* Work item
Output all the data below verbatim.

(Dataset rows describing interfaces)
· · · ·

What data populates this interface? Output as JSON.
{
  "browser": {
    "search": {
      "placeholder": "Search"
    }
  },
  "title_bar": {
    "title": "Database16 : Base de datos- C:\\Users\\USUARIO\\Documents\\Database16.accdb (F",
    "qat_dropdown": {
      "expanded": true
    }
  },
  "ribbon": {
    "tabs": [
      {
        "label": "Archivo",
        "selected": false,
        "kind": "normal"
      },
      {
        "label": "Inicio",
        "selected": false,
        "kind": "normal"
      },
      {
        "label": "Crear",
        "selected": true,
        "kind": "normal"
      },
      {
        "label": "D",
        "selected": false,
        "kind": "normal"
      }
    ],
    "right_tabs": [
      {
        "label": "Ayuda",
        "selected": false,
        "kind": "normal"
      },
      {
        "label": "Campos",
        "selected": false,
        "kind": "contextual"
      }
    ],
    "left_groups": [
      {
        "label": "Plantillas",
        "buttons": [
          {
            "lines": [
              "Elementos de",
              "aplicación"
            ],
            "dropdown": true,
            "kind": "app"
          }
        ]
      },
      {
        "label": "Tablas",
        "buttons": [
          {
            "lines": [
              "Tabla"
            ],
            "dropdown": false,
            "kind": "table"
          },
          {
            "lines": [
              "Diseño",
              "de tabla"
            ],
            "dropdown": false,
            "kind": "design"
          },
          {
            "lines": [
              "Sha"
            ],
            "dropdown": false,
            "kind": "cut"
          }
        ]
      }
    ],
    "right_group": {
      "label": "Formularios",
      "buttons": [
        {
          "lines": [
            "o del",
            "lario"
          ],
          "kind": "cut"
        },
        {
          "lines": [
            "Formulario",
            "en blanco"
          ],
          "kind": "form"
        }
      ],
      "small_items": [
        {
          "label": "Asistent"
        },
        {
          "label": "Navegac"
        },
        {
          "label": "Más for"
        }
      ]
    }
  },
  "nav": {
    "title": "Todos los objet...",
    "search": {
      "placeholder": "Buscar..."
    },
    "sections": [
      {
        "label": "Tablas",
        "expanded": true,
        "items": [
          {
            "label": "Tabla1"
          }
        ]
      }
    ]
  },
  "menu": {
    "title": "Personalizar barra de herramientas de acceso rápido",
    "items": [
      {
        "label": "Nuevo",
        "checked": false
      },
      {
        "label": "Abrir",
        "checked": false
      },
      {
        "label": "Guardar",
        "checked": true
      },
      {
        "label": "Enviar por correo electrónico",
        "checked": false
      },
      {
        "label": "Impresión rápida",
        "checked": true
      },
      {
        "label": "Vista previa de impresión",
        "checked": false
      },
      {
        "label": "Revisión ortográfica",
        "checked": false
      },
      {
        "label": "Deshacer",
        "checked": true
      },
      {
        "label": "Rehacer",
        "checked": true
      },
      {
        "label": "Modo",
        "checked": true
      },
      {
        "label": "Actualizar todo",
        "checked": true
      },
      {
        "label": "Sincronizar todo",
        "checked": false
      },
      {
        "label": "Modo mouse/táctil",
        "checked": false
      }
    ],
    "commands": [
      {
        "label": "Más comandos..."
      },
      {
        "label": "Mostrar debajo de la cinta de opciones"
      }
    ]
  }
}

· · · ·

* Answer section
What data populates this interface? Output as JSON.
{
  "browser": {
    "search": {
      "placeholder": "Search"
    }
  },
  "title_bar": {
    "title": "Database16 : Base de datos- C:\\Users\\USUARIO\\Documents\\Database16.accdb (F",
    "qat_dropdown": {
      "expanded": true
    }
  },
  "ribbon": {
    "tabs": [
      {
        "label": "Archivo",
        "selected": false,
        "kind": "normal"
      },
      {
        "label": "Inicio",
        "selected": false,
        "kind": "normal"
      },
      {
        "label": "Crear",
        "selected": true,
        "kind": "normal"
      },
      {
        "label": "D",
        "selected": false,
        "kind": "normal"
      }
    ],
    "right_tabs": [
      {
        "label": "Ayuda",
        "selected": false,
        "kind": "normal"
      },
      {
        "label": "Campos",
        "selected": false,
        "kind": "contextual"
      }
    ],
    "left_groups": [
      {
        "label": "Plantillas",
        "buttons": [
          {
            "lines": [
              "Elementos de",
              "aplicación"
            ],
            "dropdown": true,
            "kind": "app"
          }
        ]
      },
      {
        "label": "Tablas",
        "buttons": [
          {
            "lines": [
              "Tabla"
            ],
            "dropdown": false,
            "kind": "table"
          },
          {
            "lines": [
              "Diseño",
              "de tabla"
            ],
            "dropdown": false,
            "kind": "design"
          },
          {
            "lines": [
              "Sha"
            ],
            "dropdown": false,
            "kind": "cut"
          }
        ]
      }
    ],
    "right_group": {
      "label": "Formularios",
      "buttons": [
        {
          "lines": [
            "o del",
            "lario"
          ],
          "kind": "cut"
        },
        {
          "lines": [
            "Formulario",
            "en blanco"
          ],
          "kind": "form"
        }
      ],
      "small_items": [
        {
          "label": "Asistent"
        },
        {
          "label": "Navegac"
        },
        {
          "label": "Más for"
        }
      ]
    }
  },
  "nav": {
    "title": "Todos los objet...",
    "search": {
      "placeholder": "Buscar..."
    },
    "sections": [
      {
        "label": "Tablas",
        "expanded": true,
        "items": [
          {
            "label": "Tabla1"
          }
        ]
      }
    ]
  },
  "menu": {
    "title": "Personalizar barra de herramientas de acceso rápido",
    "items": [
      {
        "label": "Nuevo",
        "checked": false
      },
      {
        "label": "Abrir",
        "checked": false
      },
      {
        "label": "Guardar",
        "checked": true
      },
      {
        "label": "Enviar por correo electrónico",
        "checked": false
      },
      {
        "label": "Impresión rápida",
        "checked": true
      },
      {
        "label": "Vista previa de impresión",
        "checked": false
      },
      {
        "label": "Revisión ortográfica",
        "checked": false
      },
      {
        "label": "Deshacer",
        "checked": true
      },
      {
        "label": "Rehacer",
        "checked": true
      },
      {
        "label": "Modo",
        "checked": true
      },
      {
        "label": "Actualizar todo",
        "checked": true
      },
      {
        "label": "Sincronizar todo",
        "checked": false
      },
      {
        "label": "Modo mouse/táctil",
        "checked": false
      }
    ],
    "commands": [
      {
        "label": "Más comandos..."
      },
      {
        "label": "Mostrar debajo de la cinta de opciones"
      }
    ]
  }
}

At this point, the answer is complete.